Go Green: Storm Water Management
Homeowner' Guide to Storm Water Management
Ideas for Decreasing Storm Water Runoff
Effects of a rainstorm can often result in soil erosion and movement of undesirable chemical deposits and waste from where it originates to where it might be deposited.  As individual homeowners, each of us can help to reduce storm water runoff by applying landscaping and other techniques to make our soil more porous so it absorbs rather than dispatches storm water downstream of us. 

Remember, it’s your responsibility to maintain your home’s drainage system by keeping grass swales, inlets and driveway culvert pipes clear of landscape mulch, leaves, branches and grass clippings. Here are some helpful hints to avoid storm water runoff:
  • Recycle grass clippings. Use a mulching mower. Mulching mowers reduce fertilizing requirements and create more water absorbing turf.   

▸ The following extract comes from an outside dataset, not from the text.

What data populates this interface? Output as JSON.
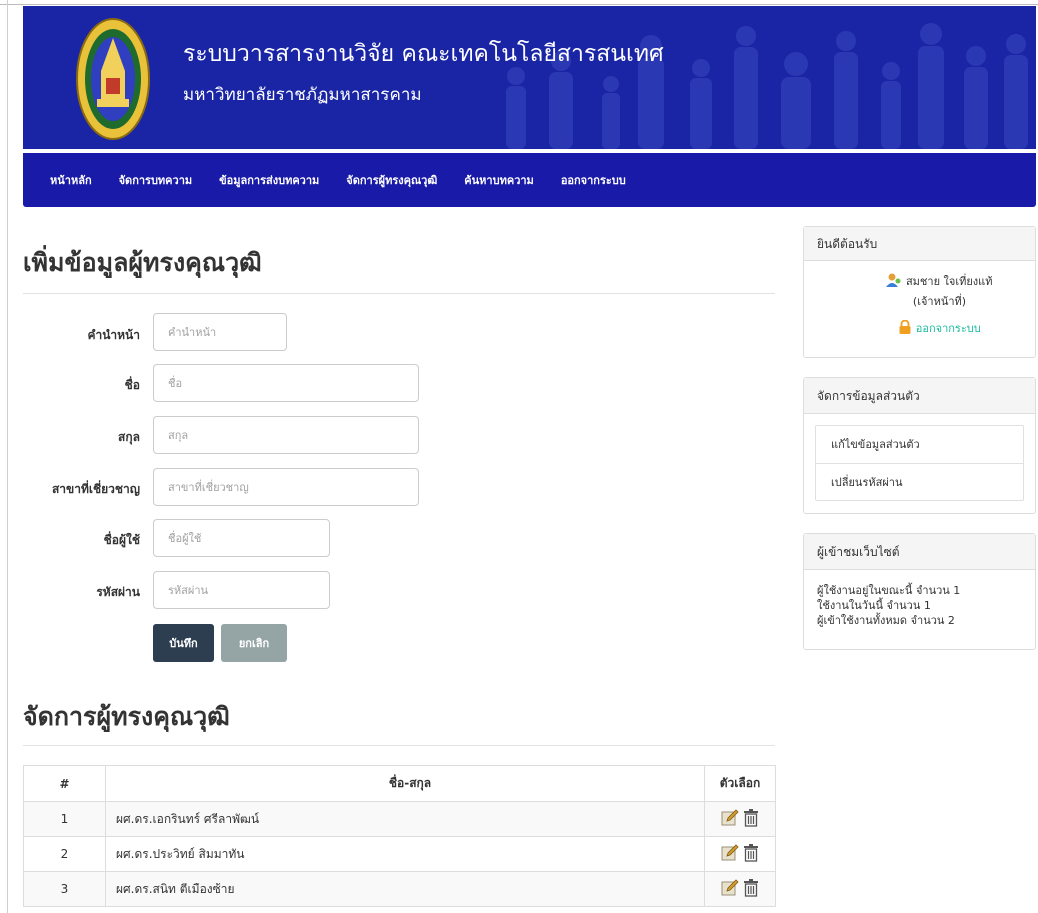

  • Install grassed swales. Three to five days of standing rainwater in grassed swales allows for absorption and evaporation without creating a mosquito problem.
  • Create or retain forested areas on your lot. Treed areas absorb more water than turf.
  • Install rain barrels to capture rain run off from your roof. Rain barrels are available locally and may be a practical way to use roof runoff for irrigation.
  • Create a rain garden.  Rain gardens collect and retain storm water. Water collected in a rain garden remains on the property where it evaporates or gradually seeps into the groundwater table. 
Even if a rain collection system or rain garden isn’t in your future landscape plans, you can still prevent contamination of storm water runoff using these best management practices:
  • Use a broom to sweep sidewalks and driveway. Even water from a hose can pick up contaminants that eventually flow into rivers, streams and the bay.
  • Pick up pet waste. 
  • Dispose of yard waste. Don’t sweep or blow green waste into the street. If you have a garden service, ask them to remove clippings. 
  • Go environmentally friendly when using fertilizers and pesticides. Many fertilizers and pesticides contain hazardous chemicals that can enter storm water run off. These chemicals can affect wildlife and contaminate water sources.